Corporate Cannibal



They hardly mattered though, when Jones and her band were on such fierce form. As the gig progressed things began to flow better, sustaining a sinuous and alluring mood and Jones herself was utterly magnetic. Her bossa nova-tinged disco interpretation of “La Vie en Rose” was tender and dramatic.

(Note: for this number Jones wore an outrageous exploding flame burst orange dress and headpiece; towards the end she began twirling, revealing it was backless and she was naked except for a g-string. Except for anyone in the front you could clearly see she was in fact wearing a bronze catsuit that zipped down the back!).


La Vie en Rose Dress 1


La Vie en Rose dress






Jones tore into the autobiographical “Williams Blood” like a tigress, working herself into a rage recalling her strict religious Jamaican upbringing. Both “My Jamaican Guy” and “Pull Up to the Bumper”, meanwhile, showcased Jones at her most warm, frankly lewd, relaxed and funny.





A hard rock “Love is the Drug” with green lasers pointed at the mirrored surface of her silver bowler hat, transformed Jones into a human disco ball.

Love is the Drug

Well Well Well

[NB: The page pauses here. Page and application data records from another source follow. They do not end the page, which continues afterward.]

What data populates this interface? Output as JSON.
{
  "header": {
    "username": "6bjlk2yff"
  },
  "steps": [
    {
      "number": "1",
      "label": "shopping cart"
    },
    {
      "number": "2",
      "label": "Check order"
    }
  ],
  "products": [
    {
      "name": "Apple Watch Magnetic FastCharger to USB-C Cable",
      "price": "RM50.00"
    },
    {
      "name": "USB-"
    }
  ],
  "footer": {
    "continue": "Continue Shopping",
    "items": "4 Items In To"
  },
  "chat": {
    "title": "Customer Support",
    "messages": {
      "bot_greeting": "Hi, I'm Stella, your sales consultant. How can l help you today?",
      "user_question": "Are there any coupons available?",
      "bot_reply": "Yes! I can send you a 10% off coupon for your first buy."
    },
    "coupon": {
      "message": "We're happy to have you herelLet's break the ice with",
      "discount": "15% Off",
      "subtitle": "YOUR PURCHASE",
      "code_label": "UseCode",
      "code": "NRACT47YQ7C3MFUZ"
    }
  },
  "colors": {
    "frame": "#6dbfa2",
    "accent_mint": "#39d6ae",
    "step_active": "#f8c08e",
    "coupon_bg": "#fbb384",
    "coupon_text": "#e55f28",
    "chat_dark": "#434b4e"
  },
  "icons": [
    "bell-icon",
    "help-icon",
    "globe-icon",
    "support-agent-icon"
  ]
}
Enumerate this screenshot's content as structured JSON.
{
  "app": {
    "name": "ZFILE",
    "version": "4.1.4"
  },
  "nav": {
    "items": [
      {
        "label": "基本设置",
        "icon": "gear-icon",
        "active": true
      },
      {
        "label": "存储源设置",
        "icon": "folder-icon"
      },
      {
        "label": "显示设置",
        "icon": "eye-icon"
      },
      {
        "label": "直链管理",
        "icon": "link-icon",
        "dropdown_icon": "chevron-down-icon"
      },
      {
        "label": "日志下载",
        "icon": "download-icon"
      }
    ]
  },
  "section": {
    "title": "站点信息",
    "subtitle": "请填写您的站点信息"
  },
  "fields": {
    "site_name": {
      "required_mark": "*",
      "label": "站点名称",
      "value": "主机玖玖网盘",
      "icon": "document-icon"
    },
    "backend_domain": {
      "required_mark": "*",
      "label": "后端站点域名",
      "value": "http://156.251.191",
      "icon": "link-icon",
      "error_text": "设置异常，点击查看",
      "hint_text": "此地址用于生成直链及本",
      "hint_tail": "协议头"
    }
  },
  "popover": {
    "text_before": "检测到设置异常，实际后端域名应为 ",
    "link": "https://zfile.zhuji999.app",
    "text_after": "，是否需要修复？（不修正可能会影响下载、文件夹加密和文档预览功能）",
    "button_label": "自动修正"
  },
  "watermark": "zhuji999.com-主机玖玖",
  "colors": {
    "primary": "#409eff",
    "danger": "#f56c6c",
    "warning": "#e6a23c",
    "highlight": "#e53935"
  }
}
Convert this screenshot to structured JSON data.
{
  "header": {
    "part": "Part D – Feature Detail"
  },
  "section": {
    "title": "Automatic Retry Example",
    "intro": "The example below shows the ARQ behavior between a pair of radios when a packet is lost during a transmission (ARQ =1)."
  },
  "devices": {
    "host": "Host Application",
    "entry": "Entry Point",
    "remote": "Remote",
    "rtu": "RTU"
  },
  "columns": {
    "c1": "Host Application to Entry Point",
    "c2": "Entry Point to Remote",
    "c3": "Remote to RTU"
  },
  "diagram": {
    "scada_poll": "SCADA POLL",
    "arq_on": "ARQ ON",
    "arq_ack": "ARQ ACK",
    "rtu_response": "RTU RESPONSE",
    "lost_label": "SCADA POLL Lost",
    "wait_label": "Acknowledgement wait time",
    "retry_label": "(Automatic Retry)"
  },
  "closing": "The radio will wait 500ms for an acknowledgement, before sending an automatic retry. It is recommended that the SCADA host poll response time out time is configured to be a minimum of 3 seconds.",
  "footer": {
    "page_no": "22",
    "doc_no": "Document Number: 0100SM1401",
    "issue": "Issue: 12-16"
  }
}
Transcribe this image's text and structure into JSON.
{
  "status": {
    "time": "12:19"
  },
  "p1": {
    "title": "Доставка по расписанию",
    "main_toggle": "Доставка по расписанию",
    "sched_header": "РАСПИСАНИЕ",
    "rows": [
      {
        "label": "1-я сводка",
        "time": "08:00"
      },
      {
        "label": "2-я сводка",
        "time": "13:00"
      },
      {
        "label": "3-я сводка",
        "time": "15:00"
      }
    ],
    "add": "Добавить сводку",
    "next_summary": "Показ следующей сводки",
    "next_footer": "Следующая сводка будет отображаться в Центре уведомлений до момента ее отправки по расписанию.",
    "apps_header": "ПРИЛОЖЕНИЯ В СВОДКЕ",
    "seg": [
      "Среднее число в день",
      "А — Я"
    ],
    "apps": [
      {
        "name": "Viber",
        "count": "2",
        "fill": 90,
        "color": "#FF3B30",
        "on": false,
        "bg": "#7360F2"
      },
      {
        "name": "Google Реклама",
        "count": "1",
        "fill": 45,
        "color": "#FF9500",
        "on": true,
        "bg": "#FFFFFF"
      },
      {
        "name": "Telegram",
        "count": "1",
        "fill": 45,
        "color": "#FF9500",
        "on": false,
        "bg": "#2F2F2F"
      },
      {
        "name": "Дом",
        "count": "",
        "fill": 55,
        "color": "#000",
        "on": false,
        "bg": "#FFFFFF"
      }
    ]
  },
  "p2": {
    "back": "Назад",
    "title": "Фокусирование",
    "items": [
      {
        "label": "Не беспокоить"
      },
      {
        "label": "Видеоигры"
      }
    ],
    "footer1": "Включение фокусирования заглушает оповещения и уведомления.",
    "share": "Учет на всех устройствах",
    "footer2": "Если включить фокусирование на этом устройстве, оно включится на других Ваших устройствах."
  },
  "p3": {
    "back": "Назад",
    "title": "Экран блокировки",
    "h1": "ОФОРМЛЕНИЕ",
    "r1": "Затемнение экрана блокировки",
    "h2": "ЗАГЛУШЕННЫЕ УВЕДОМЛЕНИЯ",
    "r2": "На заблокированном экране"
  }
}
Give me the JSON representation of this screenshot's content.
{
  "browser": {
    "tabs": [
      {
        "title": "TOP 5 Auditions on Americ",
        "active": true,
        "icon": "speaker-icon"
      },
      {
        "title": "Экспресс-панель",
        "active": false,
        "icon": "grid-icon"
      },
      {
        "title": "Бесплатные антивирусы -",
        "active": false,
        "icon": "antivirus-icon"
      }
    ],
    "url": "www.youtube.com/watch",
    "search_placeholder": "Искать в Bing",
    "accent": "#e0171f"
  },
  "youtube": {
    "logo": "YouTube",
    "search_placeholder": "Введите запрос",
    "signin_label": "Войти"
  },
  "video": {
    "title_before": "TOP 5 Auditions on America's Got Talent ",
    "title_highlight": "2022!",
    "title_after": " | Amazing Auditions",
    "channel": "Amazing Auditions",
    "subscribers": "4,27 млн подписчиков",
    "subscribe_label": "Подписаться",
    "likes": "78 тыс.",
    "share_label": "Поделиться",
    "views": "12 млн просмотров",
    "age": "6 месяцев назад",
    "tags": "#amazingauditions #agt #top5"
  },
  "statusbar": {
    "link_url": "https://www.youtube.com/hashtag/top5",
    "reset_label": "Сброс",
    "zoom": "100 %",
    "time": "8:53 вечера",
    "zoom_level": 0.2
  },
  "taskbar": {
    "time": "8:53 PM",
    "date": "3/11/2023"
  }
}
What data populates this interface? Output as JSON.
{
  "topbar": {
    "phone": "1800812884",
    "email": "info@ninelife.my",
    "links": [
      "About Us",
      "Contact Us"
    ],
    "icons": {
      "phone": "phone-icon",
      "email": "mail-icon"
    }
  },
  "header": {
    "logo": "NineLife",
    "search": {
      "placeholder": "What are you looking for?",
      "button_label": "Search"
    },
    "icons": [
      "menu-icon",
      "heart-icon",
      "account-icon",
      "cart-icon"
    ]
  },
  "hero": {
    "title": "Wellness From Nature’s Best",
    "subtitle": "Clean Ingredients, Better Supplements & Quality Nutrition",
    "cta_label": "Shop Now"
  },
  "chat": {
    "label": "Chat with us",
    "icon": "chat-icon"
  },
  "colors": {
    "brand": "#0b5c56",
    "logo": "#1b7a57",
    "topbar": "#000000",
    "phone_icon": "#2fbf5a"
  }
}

Jones often makes musical and sartorial references to iconic chanteuses like Edith Piaf, Marlene Dietrich and Josephine Baker. She’s one of the few modern performers who belong in their otherworldly company. Seeing Jones live is a reminder she is the modern equivalent of a Dietrich or Baker: she transfixes and seduces us the way they did for earlier audiences.

(Marlene Dietrich in drag in Seven Sinners)
Dietrich Seven Sinners

(Grace Jones playing tribute in the 1980s)
Grace Dietrich

See more of my photos from the Royal Albert Hall

My pics from the January 2009 gig at The Roundhouse.